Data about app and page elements

━━━━━━━━━━━━━━━━

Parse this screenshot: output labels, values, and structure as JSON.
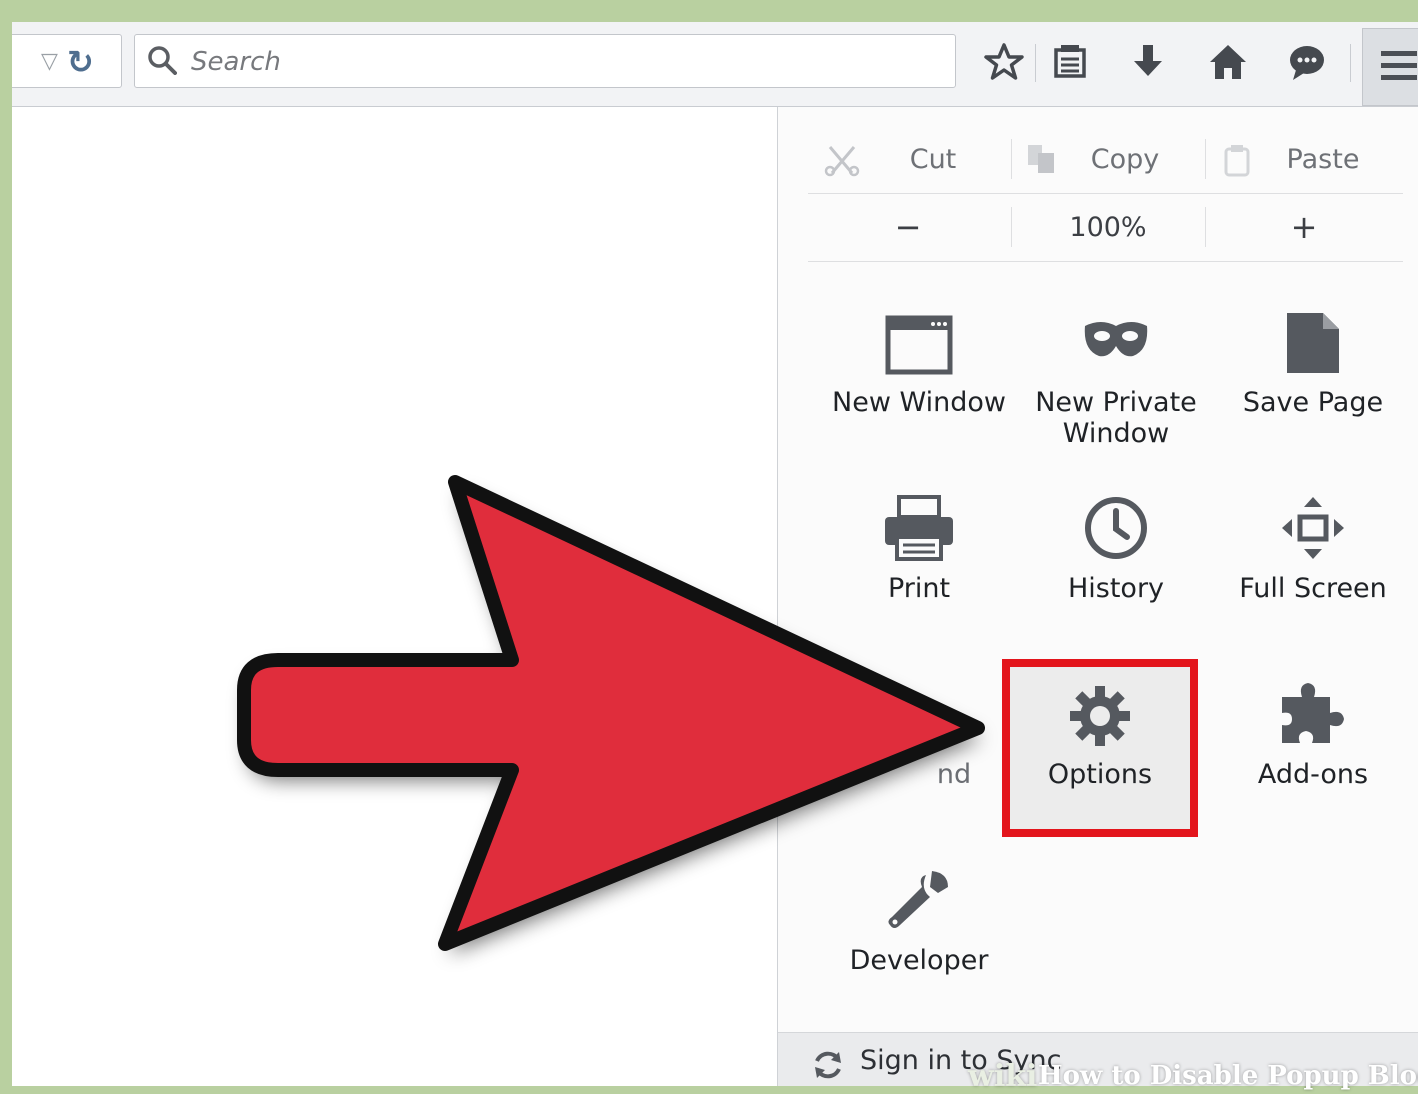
{
  "toolbar": {
    "search_placeholder": "Search",
    "icons": [
      "dropmarker-icon",
      "reload-icon",
      "bookmark-star-icon",
      "reading-list-icon",
      "download-icon",
      "home-icon",
      "chat-icon",
      "hamburger-menu-icon"
    ]
  },
  "menu_panel": {
    "edit": {
      "cut": "Cut",
      "copy": "Copy",
      "paste": "Paste"
    },
    "zoom": {
      "minus": "−",
      "level": "100%",
      "plus": "+"
    },
    "items": [
      {
        "label": "New Window",
        "icon": "window-icon"
      },
      {
        "label": "New Private Window",
        "icon": "mask-icon"
      },
      {
        "label": "Save Page",
        "icon": "page-icon"
      },
      {
        "label": "Print",
        "icon": "printer-icon"
      },
      {
        "label": "History",
        "icon": "clock-icon"
      },
      {
        "label": "Full Screen",
        "icon": "fullscreen-icon"
      },
      {
        "label": "Options",
        "icon": "gear-icon"
      },
      {
        "label": "Add-ons",
        "icon": "puzzle-icon"
      },
      {
        "label": "Developer",
        "icon": "wrench-icon"
      }
    ],
    "partial_hidden_label": "nd",
    "sign_in": "Sign in to Sync",
    "highlighted_item": "Options"
  },
  "overlay": {
    "arrow_color": "#e02d3c",
    "highlight_color": "#e3151c"
  },
  "watermark": {
    "wiki": "wiki",
    "title": "How to Disable Popup Block"
  }
}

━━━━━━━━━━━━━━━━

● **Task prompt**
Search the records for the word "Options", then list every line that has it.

● **Your response**
        "label": "Options",
    "highlighted_item": "Options"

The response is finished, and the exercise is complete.